Exercise objective:
Copy each line in the data that includes the word "model".
Start of Available data
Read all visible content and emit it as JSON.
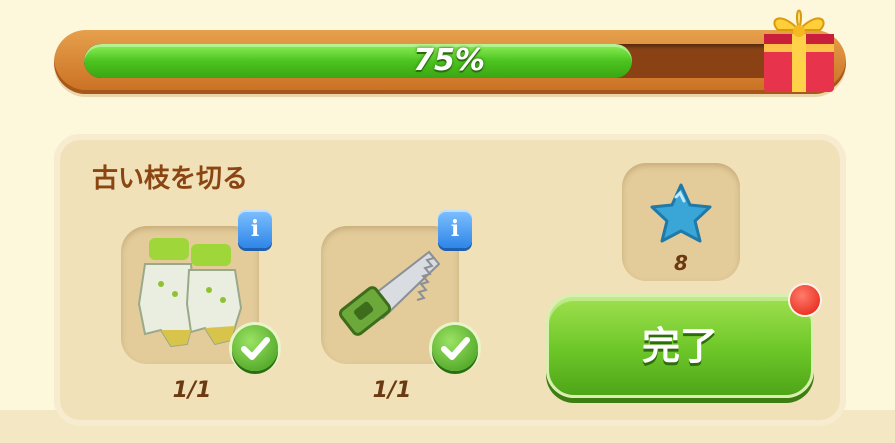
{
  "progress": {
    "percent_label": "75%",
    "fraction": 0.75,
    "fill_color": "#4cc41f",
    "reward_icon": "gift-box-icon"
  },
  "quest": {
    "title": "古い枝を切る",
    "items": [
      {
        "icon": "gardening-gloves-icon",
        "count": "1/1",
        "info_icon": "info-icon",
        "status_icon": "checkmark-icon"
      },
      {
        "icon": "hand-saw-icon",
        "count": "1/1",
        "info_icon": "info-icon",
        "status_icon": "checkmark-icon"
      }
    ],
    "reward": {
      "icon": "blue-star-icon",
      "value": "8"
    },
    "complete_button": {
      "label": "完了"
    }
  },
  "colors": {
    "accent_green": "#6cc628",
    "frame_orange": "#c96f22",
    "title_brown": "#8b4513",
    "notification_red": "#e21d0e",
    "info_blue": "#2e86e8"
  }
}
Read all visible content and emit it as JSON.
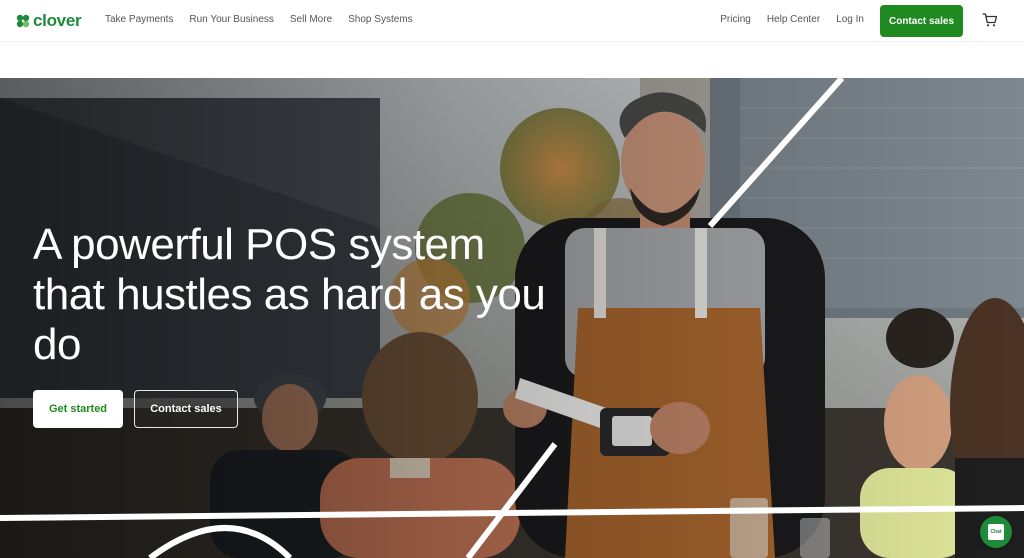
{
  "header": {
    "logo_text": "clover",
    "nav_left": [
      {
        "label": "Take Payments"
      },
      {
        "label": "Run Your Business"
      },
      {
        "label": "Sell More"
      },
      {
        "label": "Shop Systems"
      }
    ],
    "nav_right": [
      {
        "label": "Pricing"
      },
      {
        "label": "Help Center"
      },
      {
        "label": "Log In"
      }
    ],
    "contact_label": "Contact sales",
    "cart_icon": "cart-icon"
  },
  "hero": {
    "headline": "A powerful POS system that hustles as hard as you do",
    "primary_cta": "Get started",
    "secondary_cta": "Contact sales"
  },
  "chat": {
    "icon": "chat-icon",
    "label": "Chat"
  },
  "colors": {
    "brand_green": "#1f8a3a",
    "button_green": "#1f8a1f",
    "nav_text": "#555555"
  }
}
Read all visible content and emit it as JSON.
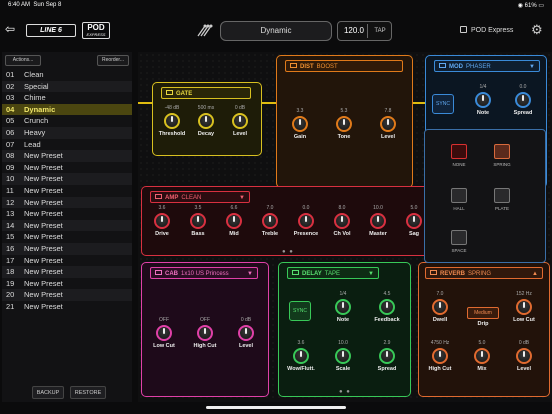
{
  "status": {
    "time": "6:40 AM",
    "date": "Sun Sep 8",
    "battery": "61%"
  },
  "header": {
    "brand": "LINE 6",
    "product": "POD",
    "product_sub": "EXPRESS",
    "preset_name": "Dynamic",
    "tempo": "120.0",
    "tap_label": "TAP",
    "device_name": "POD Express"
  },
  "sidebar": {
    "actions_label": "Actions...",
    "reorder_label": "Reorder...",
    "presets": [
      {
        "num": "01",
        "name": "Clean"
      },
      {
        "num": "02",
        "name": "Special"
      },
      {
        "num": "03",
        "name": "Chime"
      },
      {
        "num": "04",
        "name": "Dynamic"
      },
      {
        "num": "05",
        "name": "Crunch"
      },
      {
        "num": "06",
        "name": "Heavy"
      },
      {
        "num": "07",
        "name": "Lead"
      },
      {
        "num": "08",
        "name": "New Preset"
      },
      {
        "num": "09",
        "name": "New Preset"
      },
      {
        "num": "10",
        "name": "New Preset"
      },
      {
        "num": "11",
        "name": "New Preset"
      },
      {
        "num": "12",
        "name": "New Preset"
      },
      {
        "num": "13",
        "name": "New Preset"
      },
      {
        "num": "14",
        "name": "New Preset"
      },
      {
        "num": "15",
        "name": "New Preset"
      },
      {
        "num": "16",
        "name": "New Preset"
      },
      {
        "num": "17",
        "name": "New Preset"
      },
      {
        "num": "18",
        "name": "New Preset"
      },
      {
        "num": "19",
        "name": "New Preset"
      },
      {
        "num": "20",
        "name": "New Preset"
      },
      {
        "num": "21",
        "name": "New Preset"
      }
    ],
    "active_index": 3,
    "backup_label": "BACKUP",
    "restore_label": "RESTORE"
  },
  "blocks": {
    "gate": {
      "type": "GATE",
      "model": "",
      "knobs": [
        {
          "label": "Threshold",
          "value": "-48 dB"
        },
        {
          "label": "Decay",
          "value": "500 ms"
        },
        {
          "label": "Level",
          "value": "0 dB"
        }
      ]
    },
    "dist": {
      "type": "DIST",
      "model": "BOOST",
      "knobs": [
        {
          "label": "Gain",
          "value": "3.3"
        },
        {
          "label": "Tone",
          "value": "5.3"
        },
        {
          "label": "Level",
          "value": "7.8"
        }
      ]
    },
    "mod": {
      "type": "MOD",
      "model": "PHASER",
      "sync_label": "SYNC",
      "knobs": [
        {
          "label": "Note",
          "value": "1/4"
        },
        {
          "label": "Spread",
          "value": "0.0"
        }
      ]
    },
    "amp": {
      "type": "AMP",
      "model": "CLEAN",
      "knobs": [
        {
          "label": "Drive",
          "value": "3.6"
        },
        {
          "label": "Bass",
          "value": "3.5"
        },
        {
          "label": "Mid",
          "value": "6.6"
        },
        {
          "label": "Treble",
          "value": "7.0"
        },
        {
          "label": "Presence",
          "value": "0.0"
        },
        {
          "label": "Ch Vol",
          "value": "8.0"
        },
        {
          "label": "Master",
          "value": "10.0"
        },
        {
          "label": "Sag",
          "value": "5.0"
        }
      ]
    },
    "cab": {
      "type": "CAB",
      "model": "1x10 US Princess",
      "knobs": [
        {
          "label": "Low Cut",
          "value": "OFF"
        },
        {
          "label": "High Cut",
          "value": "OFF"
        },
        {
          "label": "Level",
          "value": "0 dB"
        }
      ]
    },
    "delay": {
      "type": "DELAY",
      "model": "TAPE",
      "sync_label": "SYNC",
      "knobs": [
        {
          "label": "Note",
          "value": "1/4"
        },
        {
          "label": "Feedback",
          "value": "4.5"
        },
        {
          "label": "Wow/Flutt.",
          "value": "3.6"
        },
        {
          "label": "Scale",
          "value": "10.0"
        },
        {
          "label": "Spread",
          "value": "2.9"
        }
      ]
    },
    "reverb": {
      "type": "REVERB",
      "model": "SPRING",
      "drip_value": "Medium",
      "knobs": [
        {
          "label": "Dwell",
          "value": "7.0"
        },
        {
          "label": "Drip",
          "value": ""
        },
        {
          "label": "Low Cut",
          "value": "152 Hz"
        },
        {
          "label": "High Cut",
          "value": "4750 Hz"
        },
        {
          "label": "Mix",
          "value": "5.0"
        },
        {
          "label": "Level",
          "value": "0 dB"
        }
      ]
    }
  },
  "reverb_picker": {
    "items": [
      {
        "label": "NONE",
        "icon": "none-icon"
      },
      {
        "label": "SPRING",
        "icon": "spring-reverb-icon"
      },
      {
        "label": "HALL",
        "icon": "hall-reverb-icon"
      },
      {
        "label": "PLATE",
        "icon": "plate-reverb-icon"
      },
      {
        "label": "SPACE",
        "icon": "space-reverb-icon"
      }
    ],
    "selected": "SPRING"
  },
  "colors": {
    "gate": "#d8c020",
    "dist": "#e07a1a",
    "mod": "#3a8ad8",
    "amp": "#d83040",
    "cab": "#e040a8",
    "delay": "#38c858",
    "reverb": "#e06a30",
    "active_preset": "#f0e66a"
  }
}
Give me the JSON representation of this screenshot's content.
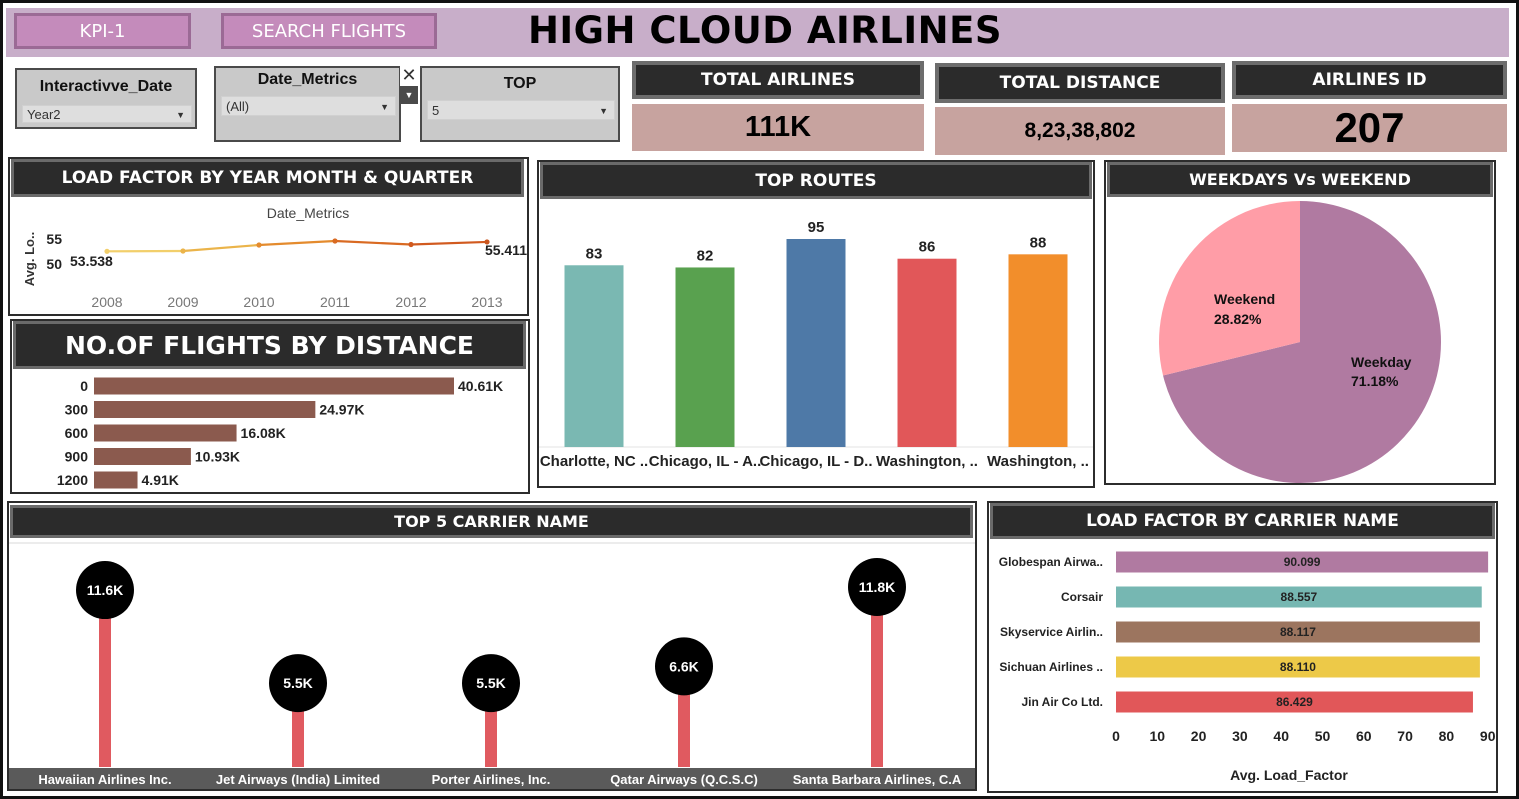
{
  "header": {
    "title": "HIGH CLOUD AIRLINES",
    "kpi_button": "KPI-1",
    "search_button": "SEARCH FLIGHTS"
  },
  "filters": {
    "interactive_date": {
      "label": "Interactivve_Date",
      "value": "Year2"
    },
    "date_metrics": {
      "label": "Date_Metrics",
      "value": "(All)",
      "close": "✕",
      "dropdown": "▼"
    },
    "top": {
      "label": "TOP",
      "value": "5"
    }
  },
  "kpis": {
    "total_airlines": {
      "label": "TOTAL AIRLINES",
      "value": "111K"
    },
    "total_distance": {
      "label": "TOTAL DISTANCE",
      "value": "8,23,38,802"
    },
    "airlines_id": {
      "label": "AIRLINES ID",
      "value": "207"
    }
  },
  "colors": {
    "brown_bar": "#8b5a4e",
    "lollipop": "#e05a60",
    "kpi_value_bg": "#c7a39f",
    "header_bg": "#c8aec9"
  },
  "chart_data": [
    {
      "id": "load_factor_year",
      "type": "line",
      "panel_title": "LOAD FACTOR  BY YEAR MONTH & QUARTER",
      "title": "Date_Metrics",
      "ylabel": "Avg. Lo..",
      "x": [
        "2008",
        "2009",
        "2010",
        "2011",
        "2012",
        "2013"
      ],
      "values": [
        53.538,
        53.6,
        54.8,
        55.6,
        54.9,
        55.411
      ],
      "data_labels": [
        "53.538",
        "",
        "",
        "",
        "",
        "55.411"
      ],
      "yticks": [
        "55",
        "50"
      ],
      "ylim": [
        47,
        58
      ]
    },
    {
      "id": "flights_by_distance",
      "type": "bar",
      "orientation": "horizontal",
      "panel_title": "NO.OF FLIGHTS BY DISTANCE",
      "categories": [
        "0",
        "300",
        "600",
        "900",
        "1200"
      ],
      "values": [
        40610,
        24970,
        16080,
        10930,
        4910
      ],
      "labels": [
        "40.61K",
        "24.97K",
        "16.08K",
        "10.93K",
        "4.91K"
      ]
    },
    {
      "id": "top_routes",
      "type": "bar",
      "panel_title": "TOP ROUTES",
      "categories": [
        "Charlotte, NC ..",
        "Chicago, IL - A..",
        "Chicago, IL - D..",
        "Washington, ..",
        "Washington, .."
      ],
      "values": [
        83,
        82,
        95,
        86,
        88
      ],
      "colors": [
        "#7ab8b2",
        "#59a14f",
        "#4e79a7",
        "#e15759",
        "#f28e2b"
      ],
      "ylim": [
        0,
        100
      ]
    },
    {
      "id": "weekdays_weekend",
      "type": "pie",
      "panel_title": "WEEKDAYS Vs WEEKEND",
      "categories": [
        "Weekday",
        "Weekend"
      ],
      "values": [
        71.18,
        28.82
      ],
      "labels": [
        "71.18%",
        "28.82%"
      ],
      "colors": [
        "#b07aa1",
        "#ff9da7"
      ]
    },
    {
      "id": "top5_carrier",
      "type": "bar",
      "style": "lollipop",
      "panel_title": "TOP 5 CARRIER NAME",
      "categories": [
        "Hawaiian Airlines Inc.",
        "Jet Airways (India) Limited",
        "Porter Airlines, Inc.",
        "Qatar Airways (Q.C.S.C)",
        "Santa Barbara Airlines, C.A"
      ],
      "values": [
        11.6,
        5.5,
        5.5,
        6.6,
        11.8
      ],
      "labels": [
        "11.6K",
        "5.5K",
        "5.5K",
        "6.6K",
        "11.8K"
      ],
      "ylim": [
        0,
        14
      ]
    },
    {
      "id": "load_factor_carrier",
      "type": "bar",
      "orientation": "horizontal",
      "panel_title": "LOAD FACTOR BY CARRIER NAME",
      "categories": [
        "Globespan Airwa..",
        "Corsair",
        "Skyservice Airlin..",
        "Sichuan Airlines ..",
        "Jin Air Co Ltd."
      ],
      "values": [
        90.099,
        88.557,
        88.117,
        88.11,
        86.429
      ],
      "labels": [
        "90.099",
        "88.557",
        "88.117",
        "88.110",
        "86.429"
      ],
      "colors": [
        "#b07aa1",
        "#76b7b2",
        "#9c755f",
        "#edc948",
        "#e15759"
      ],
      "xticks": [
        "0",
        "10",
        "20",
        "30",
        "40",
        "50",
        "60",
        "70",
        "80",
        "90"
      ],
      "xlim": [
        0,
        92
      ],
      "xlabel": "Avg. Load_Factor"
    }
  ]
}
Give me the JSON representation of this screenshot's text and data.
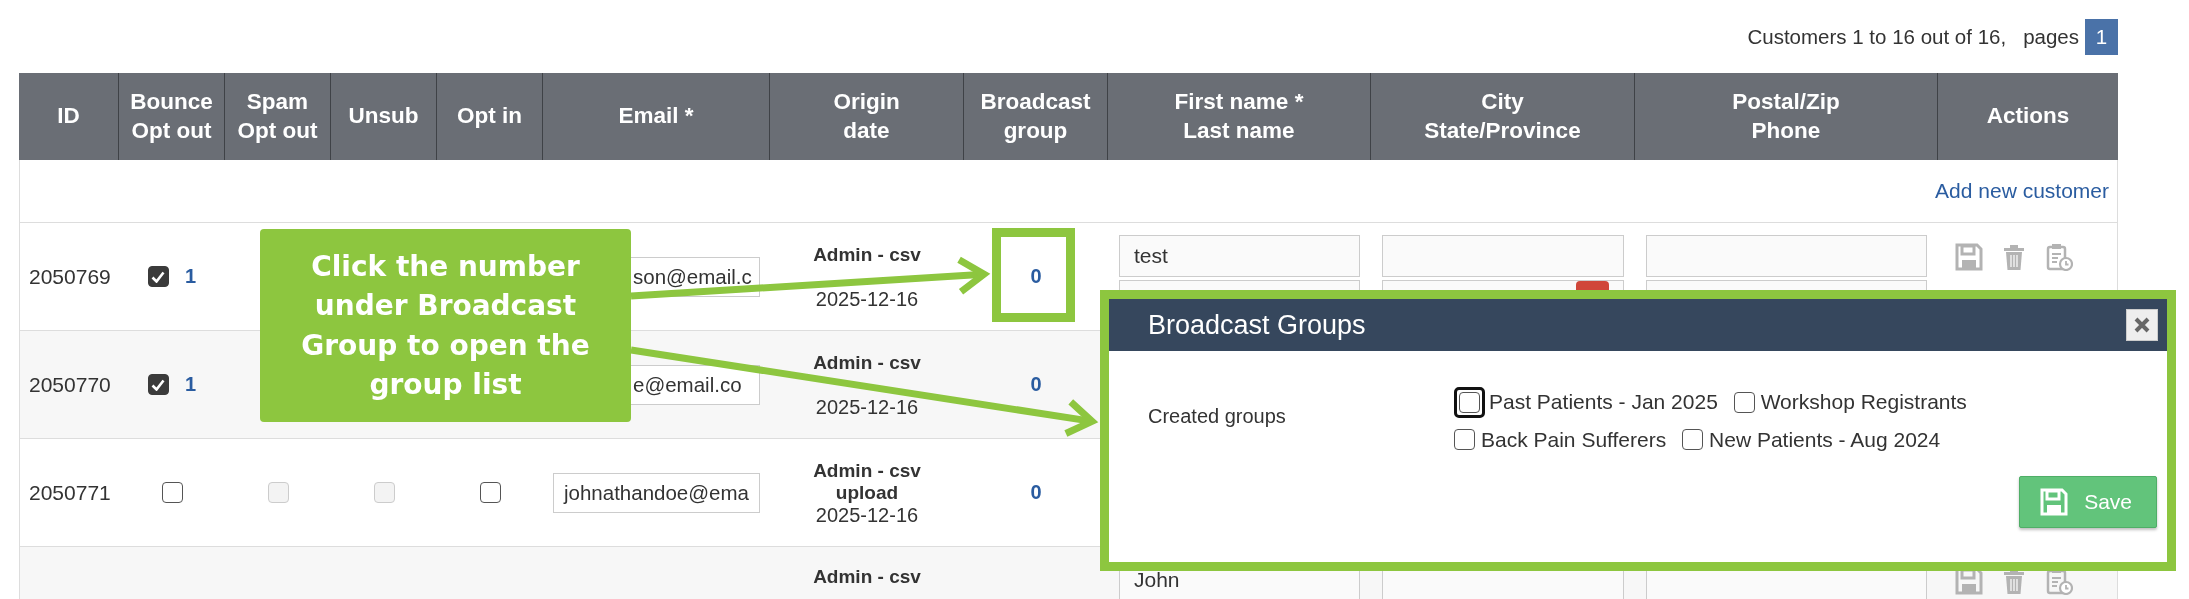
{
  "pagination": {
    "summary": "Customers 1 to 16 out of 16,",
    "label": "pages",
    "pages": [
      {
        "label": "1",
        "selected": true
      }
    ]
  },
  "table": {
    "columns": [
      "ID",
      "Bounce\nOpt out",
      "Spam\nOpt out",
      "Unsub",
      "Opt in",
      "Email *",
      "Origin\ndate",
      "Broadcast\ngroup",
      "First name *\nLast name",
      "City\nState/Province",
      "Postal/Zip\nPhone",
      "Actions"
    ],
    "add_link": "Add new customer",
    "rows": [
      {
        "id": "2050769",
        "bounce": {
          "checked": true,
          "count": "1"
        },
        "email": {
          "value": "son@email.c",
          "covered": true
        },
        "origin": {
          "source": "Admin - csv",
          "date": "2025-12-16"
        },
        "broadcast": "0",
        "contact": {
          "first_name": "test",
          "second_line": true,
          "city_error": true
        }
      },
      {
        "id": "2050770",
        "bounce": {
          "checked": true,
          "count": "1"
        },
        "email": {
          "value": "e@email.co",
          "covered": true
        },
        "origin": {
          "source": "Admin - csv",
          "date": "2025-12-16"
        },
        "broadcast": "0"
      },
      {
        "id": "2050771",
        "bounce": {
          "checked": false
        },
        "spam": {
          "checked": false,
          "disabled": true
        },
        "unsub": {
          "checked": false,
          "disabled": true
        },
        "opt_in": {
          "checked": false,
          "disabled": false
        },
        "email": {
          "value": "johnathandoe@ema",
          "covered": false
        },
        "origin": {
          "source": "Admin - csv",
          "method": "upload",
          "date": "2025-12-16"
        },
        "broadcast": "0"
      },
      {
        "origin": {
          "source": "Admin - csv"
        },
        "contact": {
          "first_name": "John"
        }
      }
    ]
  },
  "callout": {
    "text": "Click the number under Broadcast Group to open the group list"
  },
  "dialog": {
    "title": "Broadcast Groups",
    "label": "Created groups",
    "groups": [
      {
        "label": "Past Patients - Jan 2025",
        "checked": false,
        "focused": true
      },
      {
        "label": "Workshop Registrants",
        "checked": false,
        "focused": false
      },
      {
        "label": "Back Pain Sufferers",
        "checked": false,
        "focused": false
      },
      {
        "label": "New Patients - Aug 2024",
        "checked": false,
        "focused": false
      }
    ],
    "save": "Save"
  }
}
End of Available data
Response to the exercise:
      "model": "",
      "model": "BOOST",
      "model": "PHASER",
      "model": "CLEAN",
      "model": "1x10 US Princess",
      "model": "TAPE",
      "model": "SPRING",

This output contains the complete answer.